Eduardo Andrade
Director
Sacyr
/
View from the Top

Strategic Alliances at the Forefront of Infrastructure

Wed, 11/01/2017 - 16:13

Q: How is Sacyr supporting Mexico’s infrastructure development?

A: Sacyr’s operations in Mexico are still incipient but we are starting to grow and profit from the country’s significant market. Mexico requires first-world infrastructure, which is something I believe all the administrations of the past 20 years understood. That is why the plans are very ambitious. Sacyr is committed to helping Mexico achieve its goals. To be more precise, we have several projects under construction. These include four hospitals, involving an investment of MX$3.5 billion, a freeway that will cost about MX$1.3 billion and the elevated and underground trains in Guadalajara, worth about MX$8 billion. We have also completed several transmission lines with a value of MX$500 million.

Q: What alliances have you fostered to create consortiums?

A: We are creating alliances with Mexican companies, a goal that complies with GACM’s requirements. They are helping us to be more competitive and to understand the country’s construction market. In an association, we seek an emphasis on work-related safety, the quality of the work, efficiency and commitment and we ask that the company partner with us on an attractive price proposal. Our goal is to combine our international experience with the local knowledge of our potential partners.

Q: How will your decision to participate in PPPs impact Sacyr’s strategy in Mexico?

A: The legal framework for PPPs in Mexico is welldefined but still new, so many realizations are being made in the process regarding infrastructure financing, design and expectations. Also, many of the proposals lack a cohesive thread. Nevertheless, we believe this scheme is the future of infrastructure development in the country. We have won tenders for a freeway and a hospital, and our goal is to continue growing. PPPs require previous experience of two to three years. We presented un unsolicited business proposal for a project in Bahia de Banderas more than a year ago. We did not win the tender but this case exemplifies our vision for the Mexican market and how we have been working on this idea for several years.

Our goal is to be leaders in infrastructure development in Mexico, so we plan to take advantage of the related reforms, such as the Energy Reform. Also, the legal certainty that the country offers fosters a better investment environment. Sacyr is a major global player, which I believe is important when participating in PPPs.

Q: What were the main challenges when competing for NAICM’s tenders?

A: There is a high level of competition for the tenders, but what I find remarkable is the quality of the companies that are bidding. For the airport tenders, the system works through prices and points awarded for the qualitative part of the proposal to ensure the winning company represents the highest value. The winning bid must include a competitive price, the guarantee that the cost is worth the excellent quality delivered and compliance with a deadline. I believe this scheme is very useful, as it promises Mexicans will have an airport built by knowledgeable firms that were fully prepared to face such a challenging project.
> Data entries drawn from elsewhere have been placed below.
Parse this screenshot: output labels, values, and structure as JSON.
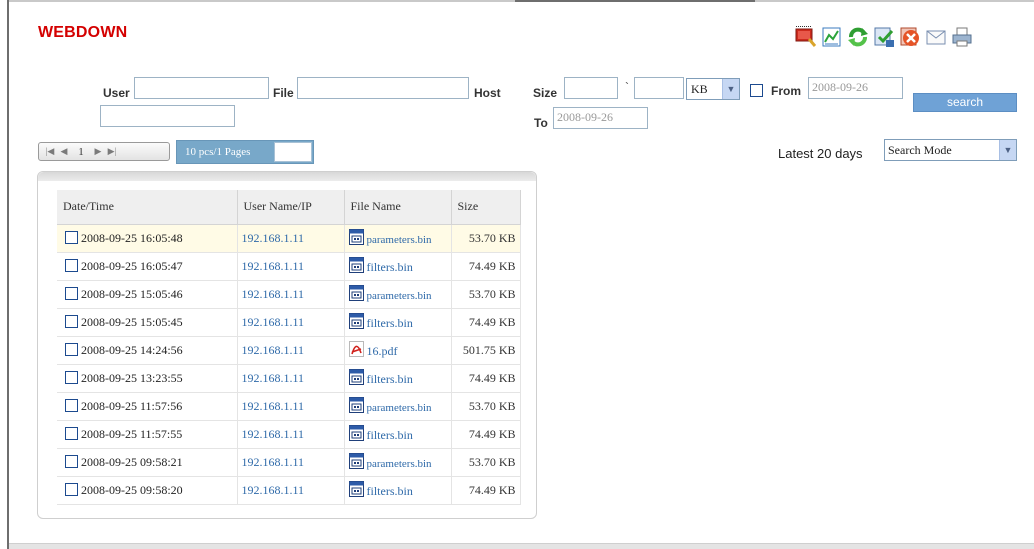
{
  "app": {
    "title": "WEBDOWN"
  },
  "toolbar": [
    {
      "name": "search-icon"
    },
    {
      "name": "chart-icon"
    },
    {
      "name": "refresh-icon"
    },
    {
      "name": "approve-icon"
    },
    {
      "name": "delete-icon"
    },
    {
      "name": "mail-icon"
    },
    {
      "name": "print-icon"
    }
  ],
  "filters": {
    "user_label": "User",
    "file_label": "File",
    "host_label": "Host",
    "size_label": "Size",
    "size_sep": "`",
    "unit": "KB",
    "from_label": "From",
    "from_value": "2008-09-26",
    "to_label": "To",
    "to_value": "2008-09-26",
    "search_label": "search"
  },
  "pager": {
    "current_page": "1",
    "summary": "10 pcs/1 Pages"
  },
  "range": {
    "latest_label": "Latest 20 days",
    "mode": "Search Mode"
  },
  "table": {
    "headers": [
      "Date/Time",
      "User Name/IP",
      "File Name",
      "Size"
    ],
    "rows": [
      {
        "date": "2008-09-25 16:05:48",
        "ip": "192.168.1.11",
        "file": "parameters.bin",
        "size": "53.70 KB",
        "type": "bin"
      },
      {
        "date": "2008-09-25 16:05:47",
        "ip": "192.168.1.11",
        "file": "filters.bin",
        "size": "74.49 KB",
        "type": "bin"
      },
      {
        "date": "2008-09-25 15:05:46",
        "ip": "192.168.1.11",
        "file": "parameters.bin",
        "size": "53.70 KB",
        "type": "bin"
      },
      {
        "date": "2008-09-25 15:05:45",
        "ip": "192.168.1.11",
        "file": "filters.bin",
        "size": "74.49 KB",
        "type": "bin"
      },
      {
        "date": "2008-09-25 14:24:56",
        "ip": "192.168.1.11",
        "file": "16.pdf",
        "size": "501.75 KB",
        "type": "pdf"
      },
      {
        "date": "2008-09-25 13:23:55",
        "ip": "192.168.1.11",
        "file": "filters.bin",
        "size": "74.49 KB",
        "type": "bin"
      },
      {
        "date": "2008-09-25 11:57:56",
        "ip": "192.168.1.11",
        "file": "parameters.bin",
        "size": "53.70 KB",
        "type": "bin"
      },
      {
        "date": "2008-09-25 11:57:55",
        "ip": "192.168.1.11",
        "file": "filters.bin",
        "size": "74.49 KB",
        "type": "bin"
      },
      {
        "date": "2008-09-25 09:58:21",
        "ip": "192.168.1.11",
        "file": "parameters.bin",
        "size": "53.70 KB",
        "type": "bin"
      },
      {
        "date": "2008-09-25 09:58:20",
        "ip": "192.168.1.11",
        "file": "filters.bin",
        "size": "74.49 KB",
        "type": "bin"
      }
    ]
  },
  "colors": {
    "title": "#d40000",
    "link": "#2f6aa9",
    "search_button": "#6fa2d6",
    "pager_bar": "#78a8c9",
    "highlight_row": "#fffbe6"
  }
}
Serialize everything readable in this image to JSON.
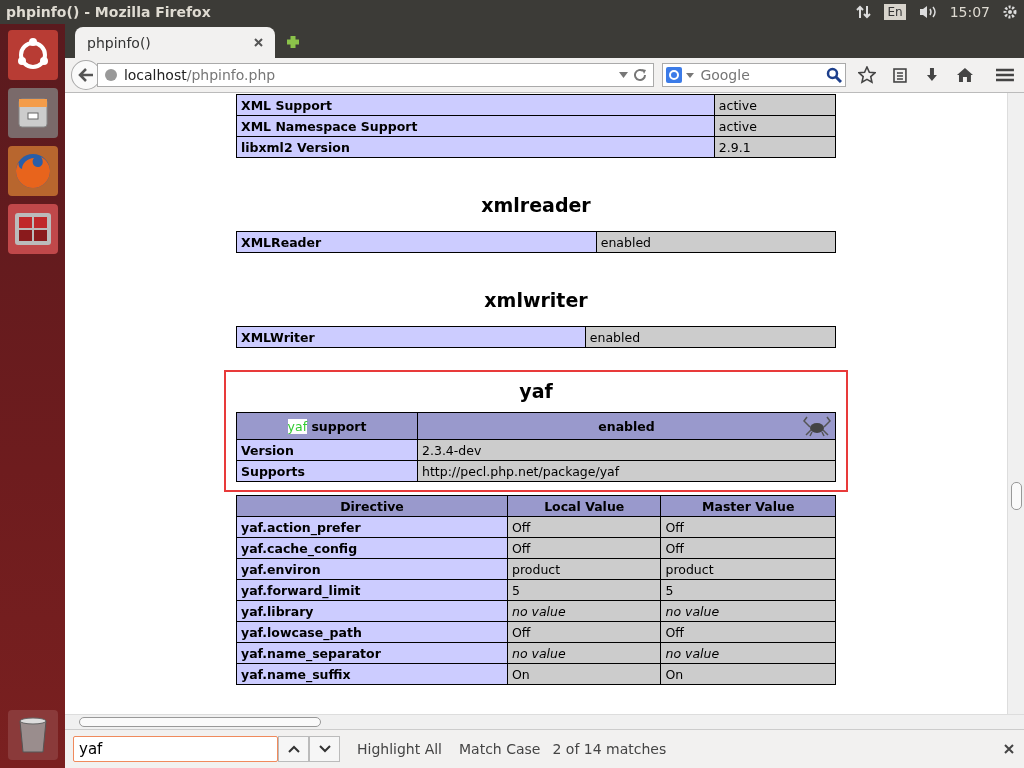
{
  "top_bar": {
    "title": "phpinfo() - Mozilla Firefox",
    "keyboard": "En",
    "time": "15:07"
  },
  "tabs": [
    {
      "label": "phpinfo()",
      "selected": true
    }
  ],
  "address": {
    "host": "localhost",
    "path": "/phpinfo.php"
  },
  "search": {
    "placeholder": "Google"
  },
  "sections": [
    {
      "rows": [
        [
          "XML Support",
          "active"
        ],
        [
          "XML Namespace Support",
          "active"
        ],
        [
          "libxml2 Version",
          "2.9.1"
        ]
      ]
    },
    {
      "title": "xmlreader",
      "rows": [
        [
          "XMLReader",
          "enabled"
        ]
      ]
    },
    {
      "title": "xmlwriter",
      "rows": [
        [
          "XMLWriter",
          "enabled"
        ]
      ]
    }
  ],
  "yaf": {
    "title": "yaf",
    "header_match": "yaf",
    "header_label": "support",
    "header_value": "enabled",
    "rows": [
      [
        "Version",
        "2.3.4-dev"
      ],
      [
        "Supports",
        "http://pecl.php.net/package/yaf"
      ]
    ]
  },
  "directives": {
    "columns": [
      "Directive",
      "Local Value",
      "Master Value"
    ],
    "rows": [
      {
        "name": "yaf.action_prefer",
        "local": "Off",
        "master": "Off",
        "no_value": false
      },
      {
        "name": "yaf.cache_config",
        "local": "Off",
        "master": "Off",
        "no_value": false
      },
      {
        "name": "yaf.environ",
        "local": "product",
        "master": "product",
        "no_value": false
      },
      {
        "name": "yaf.forward_limit",
        "local": "5",
        "master": "5",
        "no_value": false
      },
      {
        "name": "yaf.library",
        "local": "no value",
        "master": "no value",
        "no_value": true
      },
      {
        "name": "yaf.lowcase_path",
        "local": "Off",
        "master": "Off",
        "no_value": false
      },
      {
        "name": "yaf.name_separator",
        "local": "no value",
        "master": "no value",
        "no_value": true
      },
      {
        "name": "yaf.name_suffix",
        "local": "On",
        "master": "On",
        "no_value": false
      }
    ]
  },
  "find_bar": {
    "value": "yaf",
    "highlight_all": "Highlight All",
    "match_case": "Match Case",
    "status": "2 of 14 matches"
  }
}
Regarding how we obtained the concessions, we had to be more creative than our competitors. We provided a more efficient use of time and presented modern designs that incorporated the use of the newest materials and technologies. In my opinion, the challenge is to dream big while comparing our infrastructure with other countries in the region, such as Chile, that have accelerated their development processes. We understand that Mexico requires infrastructure development to be efficiently intercommunicated. Sacyr is committed to advancing this goal.

Q: How do you plan to implement a greenfield-projects approach in Mexico?
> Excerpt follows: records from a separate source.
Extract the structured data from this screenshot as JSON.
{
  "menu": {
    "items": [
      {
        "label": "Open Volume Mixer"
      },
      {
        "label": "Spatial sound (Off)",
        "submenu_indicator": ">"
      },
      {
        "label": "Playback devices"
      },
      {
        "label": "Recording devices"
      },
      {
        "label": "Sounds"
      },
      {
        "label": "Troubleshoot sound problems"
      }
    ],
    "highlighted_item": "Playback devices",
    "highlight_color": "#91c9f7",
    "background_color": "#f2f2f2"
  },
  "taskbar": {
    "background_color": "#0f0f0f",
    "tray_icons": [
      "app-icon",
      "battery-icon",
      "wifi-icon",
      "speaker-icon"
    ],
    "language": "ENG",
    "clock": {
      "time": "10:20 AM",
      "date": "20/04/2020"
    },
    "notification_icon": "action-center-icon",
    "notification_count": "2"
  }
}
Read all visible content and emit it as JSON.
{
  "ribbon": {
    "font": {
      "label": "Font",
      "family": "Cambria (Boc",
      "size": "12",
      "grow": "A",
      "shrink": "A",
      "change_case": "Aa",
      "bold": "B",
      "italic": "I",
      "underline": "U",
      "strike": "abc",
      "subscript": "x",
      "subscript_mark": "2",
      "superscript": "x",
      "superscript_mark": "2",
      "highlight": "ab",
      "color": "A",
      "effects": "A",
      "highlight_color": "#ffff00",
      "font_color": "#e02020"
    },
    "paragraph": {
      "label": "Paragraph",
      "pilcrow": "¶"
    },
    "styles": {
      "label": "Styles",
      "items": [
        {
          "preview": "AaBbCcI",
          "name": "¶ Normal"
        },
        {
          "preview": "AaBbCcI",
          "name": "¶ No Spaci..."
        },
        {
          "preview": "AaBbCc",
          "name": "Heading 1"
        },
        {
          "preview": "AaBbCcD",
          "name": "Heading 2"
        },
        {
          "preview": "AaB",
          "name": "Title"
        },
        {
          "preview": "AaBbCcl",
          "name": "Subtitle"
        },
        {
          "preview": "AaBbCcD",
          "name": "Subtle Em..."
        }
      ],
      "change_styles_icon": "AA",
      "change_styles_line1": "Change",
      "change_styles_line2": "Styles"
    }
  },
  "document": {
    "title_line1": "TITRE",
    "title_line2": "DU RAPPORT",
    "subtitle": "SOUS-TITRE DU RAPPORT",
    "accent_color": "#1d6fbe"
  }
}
A: Sacyr looks for concessions that can create jobs in the construction field, so we look for greenfield projects because these allow us to have control from the beginning of the development. There is uncertainty surrounding brownfield projects and uncertainty hinders our capacity to be completely accountable. When we build greenfield, Sacyr is present from the inception of the project, so we can answer any questions about the quality of its execution and the decisions made to complete it. Also, the fact that we are vertically integrated allows us to be present in the design, financial, execution, operations and maintenance of projects.
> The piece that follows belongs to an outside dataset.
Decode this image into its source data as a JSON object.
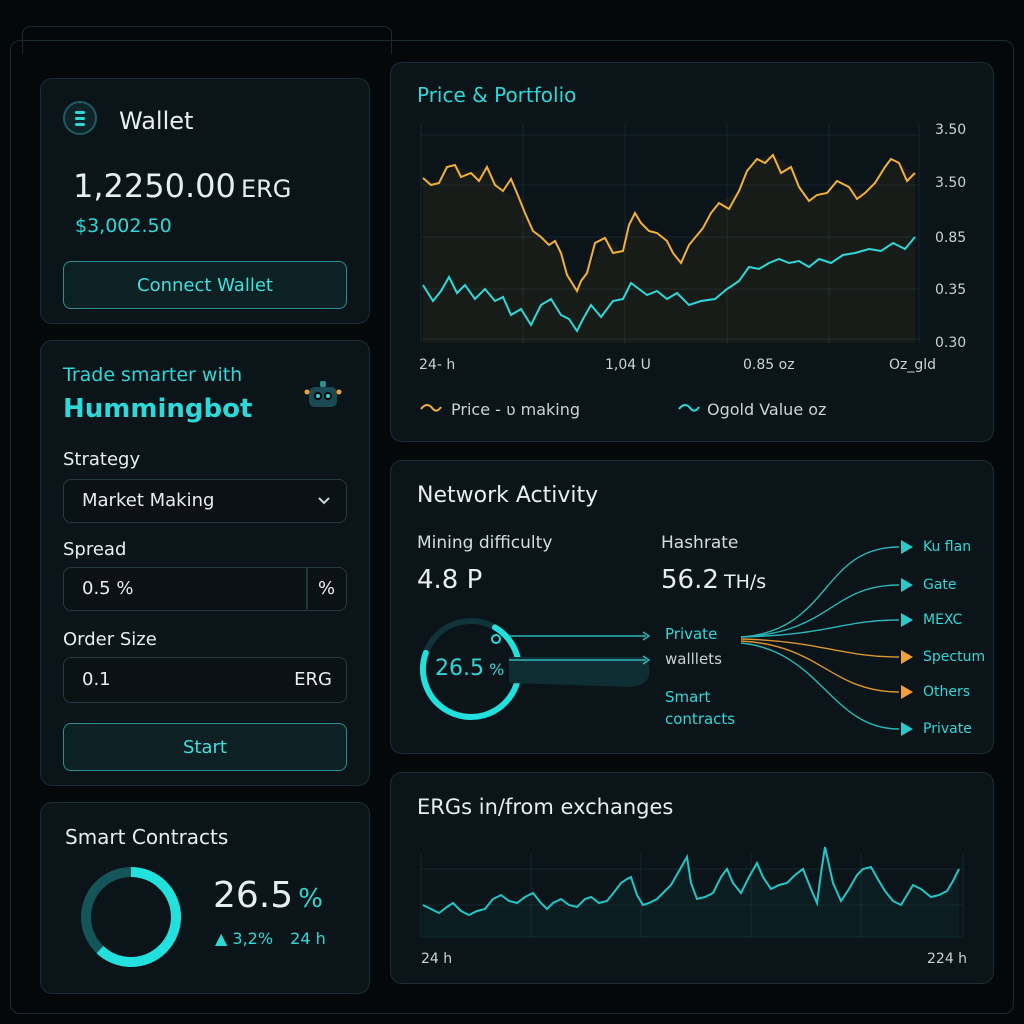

Q: When do you expect to finish Guadalajara’s light train?

A: We will finish on time and according to plan, as we use a raise bore drill that helps us to make fast progress. President Peña Nieto visited the construction site and asked us whether we would meet the deadline and we were able to respond with confidence. The project is on track as we have regained the time lost at the beginning of the construction stage. It is a very interesting development and it is an honor to be able to participate in a project of such a magnitude in a country like Mexico.

Q: What role does Sacyr want to play in Mexico in the long-term?

A: We want to be market leaders in the development of infrastructure for basic and energy services. We are a company that possesses strong leadership in several countries and we intend to translate this to the Mexican context. I believe the market, given its growing needs and its high-quality competition, is perfect for the application of this strategy.

Q: What are your expectations for the next administration’s infrastructure program?

A: We expect aggressiveness and ambition. I believe all candidates understand the difference between the infrastructure we have today and what we aspire to have in the future. I expect an ambitious administration that accelerates the infrastructure development in the country. I would also like to express my gratitude to Mexico and its institutions for welcoming Sacyr and for providing a high-quality and industrially safe environment. The private sector should continue to invest in Mexico's infrastructure to increase the quality of life of the country's citizens.